What is expected: A single number is the answer: the count of lines below that contain "this".
......
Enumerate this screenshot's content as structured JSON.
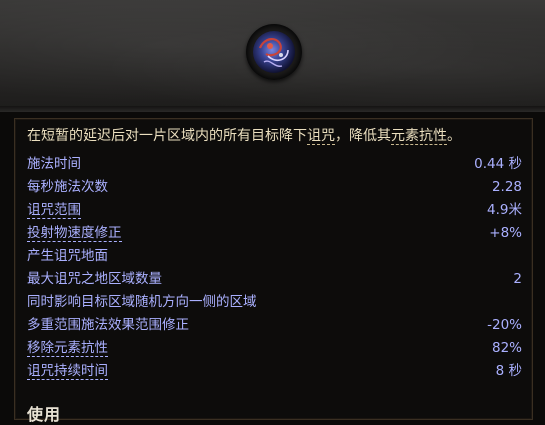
{
  "description": {
    "pre": "在短暂的延迟后对一片区域内的所有目标降下",
    "kw1": "诅咒",
    "mid": "，降低其",
    "kw2": "元素抗性",
    "end": "。"
  },
  "stats": [
    {
      "label": "施法时间",
      "value": "0.44 秒",
      "keyword": false
    },
    {
      "label": "每秒施法次数",
      "value": "2.28",
      "keyword": false
    },
    {
      "label": "诅咒范围",
      "value": "4.9米",
      "keyword": true
    },
    {
      "label": "投射物速度修正",
      "value": "+8%",
      "keyword": true
    },
    {
      "label": "产生诅咒地面",
      "value": "",
      "keyword": false
    },
    {
      "label": "最大诅咒之地区域数量",
      "value": "2",
      "keyword": false
    },
    {
      "label": "同时影响目标区域随机方向一侧的区域",
      "value": "",
      "keyword": false
    },
    {
      "label": "多重范围施法效果范围修正",
      "value": "-20%",
      "keyword": false
    },
    {
      "label": "移除元素抗性",
      "value": "82%",
      "keyword": true
    },
    {
      "label": "诅咒持续时间",
      "value": "8 秒",
      "keyword": true
    }
  ],
  "section_title": "使用",
  "colors": {
    "stat_text": "#aab0ff",
    "description_text": "#ebdfbf"
  },
  "icon": "skill-gem-icon"
}
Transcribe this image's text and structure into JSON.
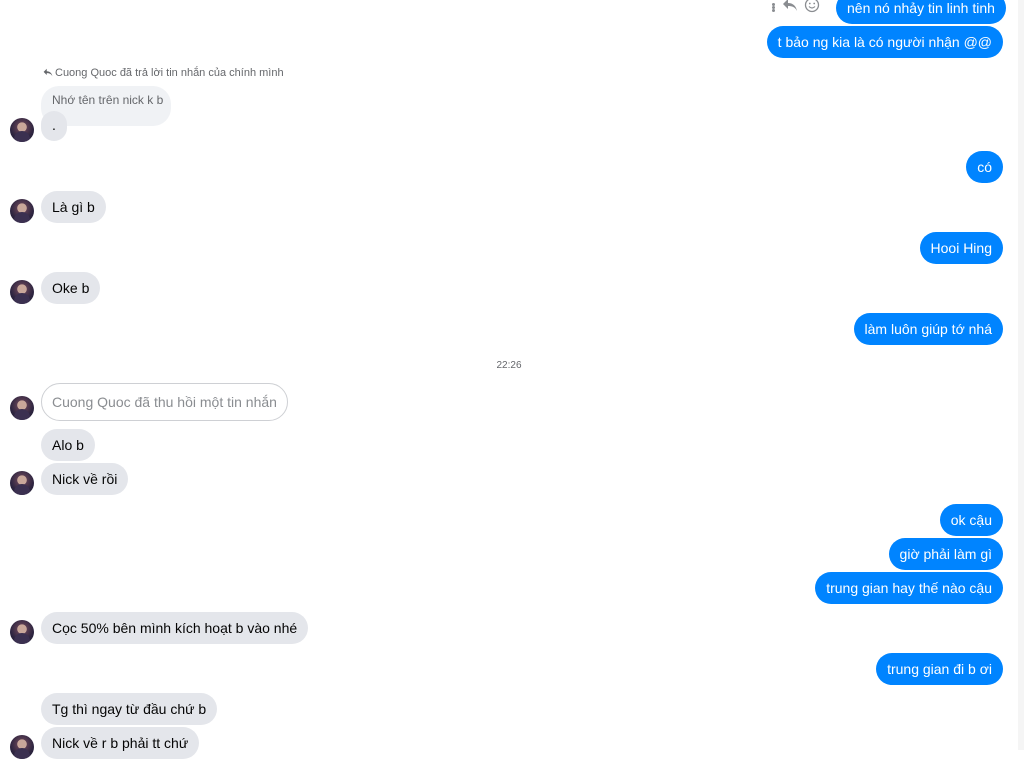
{
  "toolbar": {
    "more_icon": "more-vertical-icon",
    "reply_icon": "reply-icon",
    "react_icon": "smiley-icon"
  },
  "reply_context": {
    "note": "Cuong Quoc đã trả lời tin nhắn của chính mình",
    "quoted": "Nhớ tên trên nick k b"
  },
  "timestamp": "22:26",
  "recalled_text": "Cuong Quoc đã thu hồi một tin nhắn",
  "messages": {
    "out_1": "nên nó nhảy tin linh tinh",
    "out_2": "t bảo ng kia là có người nhận @@",
    "in_dot": ".",
    "out_co": "có",
    "in_la_gi": "Là gì b",
    "out_hooi": "Hooi Hing",
    "in_oke": "Oke b",
    "out_lam_luon": "làm luôn giúp tớ nhá",
    "in_alo": "Alo b",
    "in_nick_ve": "Nick về rồi",
    "out_ok_cau": "ok cậu",
    "out_gio_phai": "giờ phải làm gì",
    "out_trung_gian_hay": "trung gian hay thế nào cậu",
    "in_coc": "Cọc 50% bên mình kích hoạt b vào nhé",
    "out_trung_gian_di": "trung gian đi b ơi",
    "in_tg_thi": "Tg thì ngay từ đầu chứ b",
    "in_nick_ve_r": "Nick về r b phải tt chứ"
  },
  "colors": {
    "outgoing_bubble": "#0084ff",
    "incoming_bubble": "#e4e6eb",
    "quoted_bubble": "#f0f2f5"
  }
}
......
Task answer: 2